_Problem to work on_
Go through the entries below and count the lines where the word "icon" appears; give only the count.

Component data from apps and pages
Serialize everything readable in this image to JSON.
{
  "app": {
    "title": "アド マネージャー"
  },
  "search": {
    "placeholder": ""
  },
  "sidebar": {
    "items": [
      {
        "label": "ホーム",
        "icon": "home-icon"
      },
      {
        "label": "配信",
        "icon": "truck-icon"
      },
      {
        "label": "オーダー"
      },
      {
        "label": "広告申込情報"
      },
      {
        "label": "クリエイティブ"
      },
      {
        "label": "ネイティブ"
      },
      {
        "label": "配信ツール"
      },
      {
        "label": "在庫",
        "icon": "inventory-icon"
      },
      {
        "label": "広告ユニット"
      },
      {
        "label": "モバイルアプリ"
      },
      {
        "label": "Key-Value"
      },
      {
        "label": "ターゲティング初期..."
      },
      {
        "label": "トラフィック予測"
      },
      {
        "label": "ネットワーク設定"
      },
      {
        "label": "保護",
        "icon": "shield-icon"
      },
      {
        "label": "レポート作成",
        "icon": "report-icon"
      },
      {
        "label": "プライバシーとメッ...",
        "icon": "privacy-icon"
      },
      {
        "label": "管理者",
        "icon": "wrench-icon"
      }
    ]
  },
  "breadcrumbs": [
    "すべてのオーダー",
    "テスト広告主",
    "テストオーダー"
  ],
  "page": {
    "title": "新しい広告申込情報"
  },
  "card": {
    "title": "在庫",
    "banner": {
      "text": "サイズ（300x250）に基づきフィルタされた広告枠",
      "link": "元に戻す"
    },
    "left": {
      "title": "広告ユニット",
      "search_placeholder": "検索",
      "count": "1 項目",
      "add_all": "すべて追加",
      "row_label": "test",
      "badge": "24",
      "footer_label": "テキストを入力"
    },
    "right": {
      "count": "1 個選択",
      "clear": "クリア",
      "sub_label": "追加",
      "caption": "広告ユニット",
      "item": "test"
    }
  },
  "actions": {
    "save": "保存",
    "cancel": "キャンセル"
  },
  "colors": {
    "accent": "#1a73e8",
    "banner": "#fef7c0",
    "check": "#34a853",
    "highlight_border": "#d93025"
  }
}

_The answer_
7